You can see in the picture below that I accidentally crocheted the border facing the wrong side. Oops!  Next time I’ll pay closer attention to which side I’m on. 

Overall, this pattern makes a great little dishcloth.  I’d love to see a matching Swiffer cover.  The crunch stitches would be perfect for catching dust bunnies. 

If you don’t like, use or enjoy crocheting dishcloths, but still want to try the crunch stitch, check out the Pirate Clutch on Craftster.  It’s an easy crochet purse with a shell detail. 

Finally, the Simple Dishcloth uses v-stitches and shells in the round.  This pattern really is easy and the resulting lacy dishcloth is very pretty.  I would use a smaller crochet hook next time because the stitches are not as solid as I expected. 

Also, I’d like to try using stripes of different colors.  The first three rounds would be perfect for a flower and leaf color.   

Watch out for my next post!  Katrina got my swap package, so I’ve got the go ahead to blog about all the crochet goodies I sent her.  Check out her blog, Sewalicious Designs for a sneak peak of her Swap Swap Gals package.

Read Full Post »

This Washboard Dishcloth used just over one skein of Lily’s Sugar and Cream in Soft Teal.  The color is washed out a little because it’s very dark and overcast in the San Juan Islands today and I waited until just before sunset to get the camera out for photographs. 

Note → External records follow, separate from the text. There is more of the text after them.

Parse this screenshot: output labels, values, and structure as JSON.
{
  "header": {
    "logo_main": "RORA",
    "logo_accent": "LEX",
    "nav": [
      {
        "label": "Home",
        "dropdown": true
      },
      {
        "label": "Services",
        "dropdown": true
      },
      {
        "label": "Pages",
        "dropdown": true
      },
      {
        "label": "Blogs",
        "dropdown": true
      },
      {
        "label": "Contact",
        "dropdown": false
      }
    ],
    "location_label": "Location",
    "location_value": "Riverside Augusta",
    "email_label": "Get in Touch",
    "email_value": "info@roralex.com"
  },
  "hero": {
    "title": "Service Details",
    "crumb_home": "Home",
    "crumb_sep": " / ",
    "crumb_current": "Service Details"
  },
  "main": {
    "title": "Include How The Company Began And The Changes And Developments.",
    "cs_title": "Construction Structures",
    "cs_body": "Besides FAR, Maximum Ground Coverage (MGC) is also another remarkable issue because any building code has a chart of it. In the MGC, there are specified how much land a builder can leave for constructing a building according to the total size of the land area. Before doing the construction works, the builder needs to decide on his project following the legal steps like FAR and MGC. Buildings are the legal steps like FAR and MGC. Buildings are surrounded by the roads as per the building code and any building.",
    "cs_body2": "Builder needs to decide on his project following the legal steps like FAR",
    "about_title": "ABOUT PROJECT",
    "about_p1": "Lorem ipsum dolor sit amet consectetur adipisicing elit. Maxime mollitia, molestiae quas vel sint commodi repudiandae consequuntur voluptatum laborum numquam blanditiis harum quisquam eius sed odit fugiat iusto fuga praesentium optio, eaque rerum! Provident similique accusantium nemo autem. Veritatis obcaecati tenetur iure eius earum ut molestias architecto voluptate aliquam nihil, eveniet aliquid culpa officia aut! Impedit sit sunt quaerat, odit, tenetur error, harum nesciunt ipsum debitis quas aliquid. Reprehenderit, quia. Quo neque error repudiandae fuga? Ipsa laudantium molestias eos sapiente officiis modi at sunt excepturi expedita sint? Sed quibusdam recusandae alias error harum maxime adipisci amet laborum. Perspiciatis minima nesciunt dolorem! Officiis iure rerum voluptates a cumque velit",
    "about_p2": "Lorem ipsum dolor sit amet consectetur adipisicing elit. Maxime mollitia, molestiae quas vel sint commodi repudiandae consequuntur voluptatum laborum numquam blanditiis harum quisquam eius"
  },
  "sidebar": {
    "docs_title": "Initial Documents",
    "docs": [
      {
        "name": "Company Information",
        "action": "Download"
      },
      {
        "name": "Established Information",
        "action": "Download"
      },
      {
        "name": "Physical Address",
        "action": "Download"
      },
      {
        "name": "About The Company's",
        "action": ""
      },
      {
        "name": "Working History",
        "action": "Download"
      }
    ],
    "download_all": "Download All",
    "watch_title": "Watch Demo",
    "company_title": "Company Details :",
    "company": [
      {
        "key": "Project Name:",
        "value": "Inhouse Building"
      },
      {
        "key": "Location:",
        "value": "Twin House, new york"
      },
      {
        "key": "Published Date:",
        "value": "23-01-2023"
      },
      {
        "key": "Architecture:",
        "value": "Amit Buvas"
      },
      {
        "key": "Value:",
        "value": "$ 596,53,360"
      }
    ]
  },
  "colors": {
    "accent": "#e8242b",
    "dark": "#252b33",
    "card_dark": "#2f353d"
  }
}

With a few more foundation stitches and added rows this pattern could double for a placemat.  The picture below makes the dishcloth look placemat size, but in reality it measures 11 x 13 inches – not quite big enough for a full size plate and utensils.   

 

Linuxwitch‘s square-shaped version on Ravelry uses only 18 rows for the body of the dishcloth.  (Thanks for the link Adrienne!)  If I made this again I would follow the 18-row formula because the back-loops-only half double crochet gets a little boring.  Plus, cutting back on the rows would put this pattern back in the single-skein category. 

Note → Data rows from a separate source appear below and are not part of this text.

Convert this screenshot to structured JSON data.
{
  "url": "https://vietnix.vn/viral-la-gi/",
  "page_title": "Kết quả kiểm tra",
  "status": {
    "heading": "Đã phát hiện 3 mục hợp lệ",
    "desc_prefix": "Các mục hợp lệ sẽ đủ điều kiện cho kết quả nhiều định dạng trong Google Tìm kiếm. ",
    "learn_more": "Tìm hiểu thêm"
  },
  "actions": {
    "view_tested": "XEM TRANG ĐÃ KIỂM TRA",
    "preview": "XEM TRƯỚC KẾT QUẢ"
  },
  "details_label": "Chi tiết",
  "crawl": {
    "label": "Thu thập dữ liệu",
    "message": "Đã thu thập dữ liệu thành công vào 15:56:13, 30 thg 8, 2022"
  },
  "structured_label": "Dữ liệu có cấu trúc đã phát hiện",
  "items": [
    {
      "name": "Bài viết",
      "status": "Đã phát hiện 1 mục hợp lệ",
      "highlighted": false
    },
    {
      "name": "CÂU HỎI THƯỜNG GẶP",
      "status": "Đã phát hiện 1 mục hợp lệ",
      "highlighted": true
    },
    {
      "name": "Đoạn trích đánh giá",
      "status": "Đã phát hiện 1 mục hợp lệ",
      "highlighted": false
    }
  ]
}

The border is my favorite part of the pattern.  I like how the shells curve around the corners. 

Also, I finished the Through Any Window Blanket Tutorial.  I took plenty of pictures with lots of detailed shots.  For beginning crocheters, the first two rounds are written without abbreviations and there’s left-handed directions too. 

Hopefully, in the next few days, I can blog about my Swap Swap Gals package for Katrina!

*That’s cool* a random fact

The largest soft-shell clam, the geoduck, can weigh up to three pounds.

Read Full Post »

    

I’ve been making these scrubbies on and off for a while now.  The pattern is a no brainer, so it’s a great project for the hands when your mind is occupied.  I put all my Lily’ s Sugar and Cream scraps in a little basket with a hook, ready to crochet when I’m on the phone.

These scrubbies are also perfect cotton stash-busters.  There’s very little yarn needed, and the pattern is exceptionally easy to modify.  Subtracting a few rows or reducing the foundation chains does little to alter the finished product. 

I picked up too many stitches to gather together in my first few scrubbies.  It’s best to thread through less than half the stitches on the side, otherwise you’re left with an open hole that is difficult to pull closed.  This is what happened with the bottom right scrubbie.   

The photo mosaic shows my four favorites out of a batch of eight.  If you’re interested in the other four, I made a slide show of the complete set over at slide.com

Another free pattern with a similar design is the baby swirls hat, which is basically a giant scrubbie with only one side cinched together.  It’s a great hat for beginning crocheters and makes a cute hat for newborns.   

*That’s cool* a random fact

Cottoncan absorb up to 27 times it’s weight in water and the absorbent fibers get stronger when wet.

Read Full Post »